That would create a sample size problem, since they wouldn't have enough ABs to contribute significantly. Keep in mind that PECOTA choses those players based on comparability scores that include MLE data, so while their is no doubt some selection bias here it seems likely that the similarity scoring system takes some steps to mitigate the problem. Just my $.02.
biglou115
3/30
I accidentally deleted a sentence, I meant to say that the problem shouldn't arise in PECOTA. Thus explaining my goofy non-sequitor.
SaberTJ
3/30
Loved this kind of article. Keep em coming.
Corkedbat
3/30
Queue up the Chuck Norris jokes... or Matt Wieters jokes of 2009 and replace them with Jason Heyward.
Oleoay
3/30
Jason Heyward saw a pitch and it blinked.
Oleoay
3/30
All things being said, even his 20th percentile PECOTA is pretty decent. Some teams employ much worse than that.
Tarakas
3/31
This is one of the best articles on BP in months. Great job!
blcartwright
3/31
I agree with Kevin., I think this year Heyward will likely put up roughyl league average numbers, such as Upton and Griffey did in their first years, but look out after that. Thing is, which is more valuable for Atlanta, Heyward's age 20 or 26 season? If he adds enough to the lineup this year to put the Braves in a run for the division, then it might be worth it.

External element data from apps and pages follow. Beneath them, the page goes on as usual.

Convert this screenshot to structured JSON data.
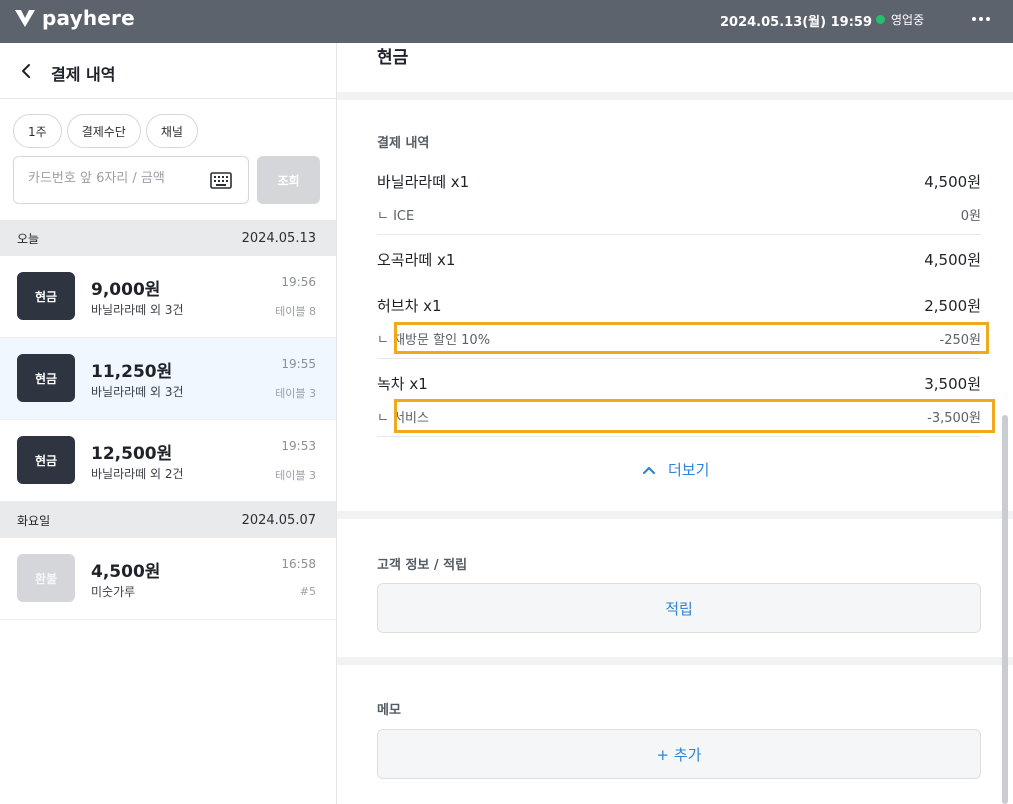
{
  "topbar": {
    "logo_text": "payhere",
    "datetime": "2024.05.13(월) 19:59",
    "status_label": "영업중",
    "status_color": "#23c16b",
    "more_icon": "more-horizontal-icon"
  },
  "left": {
    "title": "결제 내역",
    "back_icon": "chevron-left-icon",
    "filters": [
      "1주",
      "결제수단",
      "채널"
    ],
    "search": {
      "placeholder": "카드번호 앞 6자리 / 금액",
      "value": "",
      "keyboard_icon": "keyboard-icon"
    },
    "search_button": "조회",
    "groups": [
      {
        "day": "오늘",
        "date": "2024.05.13",
        "items": [
          {
            "method": "현금",
            "amount": "9,000원",
            "desc": "바닐라라떼 외 3건",
            "time": "19:56",
            "table": "테이블 8"
          },
          {
            "method": "현금",
            "amount": "11,250원",
            "desc": "바닐라라떼 외 3건",
            "time": "19:55",
            "table": "테이블 3"
          },
          {
            "method": "현금",
            "amount": "12,500원",
            "desc": "바닐라라떼 외 2건",
            "time": "19:53",
            "table": "테이블 3"
          }
        ]
      },
      {
        "day": "화요일",
        "date": "2024.05.07",
        "items": [
          {
            "method": "환불",
            "amount": "4,500원",
            "desc": "미숫가루",
            "time": "16:58",
            "table": "#5"
          }
        ]
      }
    ]
  },
  "right": {
    "title": "현금",
    "payment_section_label": "결제 내역",
    "lines": [
      {
        "name": "바닐라라떼  x1",
        "price": "4,500원",
        "sub": {
          "name": "ㄴ  ICE",
          "price": "0원"
        }
      },
      {
        "name": "오곡라떼  x1",
        "price": "4,500원"
      },
      {
        "name": "허브차  x1",
        "price": "2,500원",
        "sub": {
          "name": "ㄴ  재방문 할인 10%",
          "price": "-250원"
        }
      },
      {
        "name": "녹차  x1",
        "price": "3,500원",
        "sub": {
          "name": "ㄴ  서비스",
          "price": "-3,500원"
        }
      }
    ],
    "more_label": "더보기",
    "customer_section_label": "고객 정보 / 적립",
    "earn_button": "적립",
    "memo_section_label": "메모",
    "add_button": "+ 추가",
    "highlight_color": "#f0a81c",
    "link_color": "#2f85d4"
  }
}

biglou115
3/31
You also have to factor in the value of the Braves not having to use Diaz or Melky against same side pitching?
Shkspr

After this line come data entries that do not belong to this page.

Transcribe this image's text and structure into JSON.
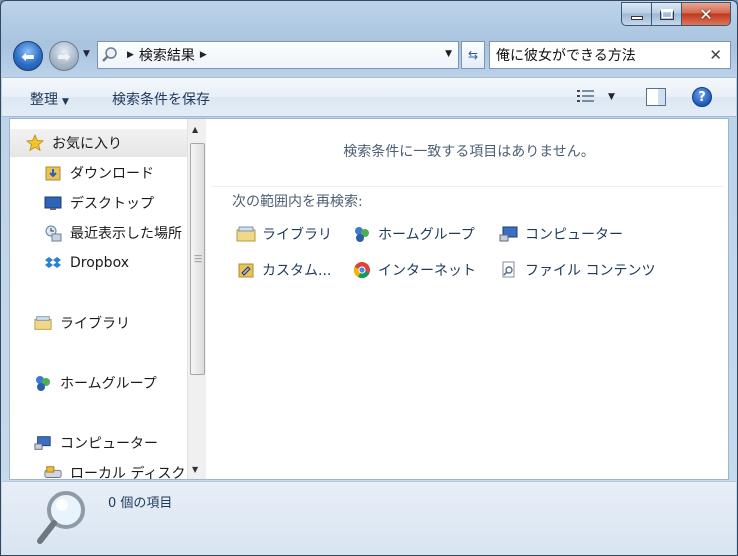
{
  "address_bar": {
    "crumbs": [
      "検索結果"
    ]
  },
  "search": {
    "query": "俺に彼女ができる方法"
  },
  "command_bar": {
    "organize_label": "整理",
    "save_search_label": "検索条件を保存"
  },
  "nav_pane": {
    "favorites": "お気に入り",
    "items": [
      "ダウンロード",
      "デスクトップ",
      "最近表示した場所",
      "Dropbox"
    ],
    "libraries": "ライブラリ",
    "homegroup": "ホームグループ",
    "computer": "コンピューター",
    "local_disk": "ローカル ディスク"
  },
  "main": {
    "no_match": "検索条件に一致する項目はありません。",
    "search_again_label": "次の範囲内を再検索:",
    "search_again_items": [
      "ライブラリ",
      "ホームグループ",
      "コンピューター",
      "カスタム...",
      "インターネット",
      "ファイル コンテンツ"
    ]
  },
  "details": {
    "count": "0 個の項目"
  },
  "colors": {
    "accent": "#1e395b",
    "muted_text": "#4d5f74"
  }
}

3/31
So on the one hand, we have long term PECOTA projections that place him in the company of Frank Robinson and Ted Williams, but when I look at the comparables from this year and those previous, I see a heck of a lot of Derrick Mays and James Loneys. Why does PECOTA come up with so many pedestrian comps for such an allegedly historic talent?
Oleoay
3/31
Don't forget that comparison is to James Loney at age 20... For example, there's a big differenc between getting an age-25 Ken Griffey Jr comparison and an age-35 Ken Griffey Jr comparison. Just to break into the majors at age 20 also reduces your comparables.
BillJohnson
3/31
Kevin, out of curiosity, how does this compare to the projections made when Albert Pujols was destroying pitchers during his first spring training (2001)? That was before my time as a BP subscriber. Any similarities? And how well did those projections track what he turned into?
jjaffe
3/31
PECOTA wasn't born in 2001, but Wilton, its predecessor (single-year only, I believe), had Pujols down for a .302/.344/.488/.274 EqA line with 10 HR in 281 AB.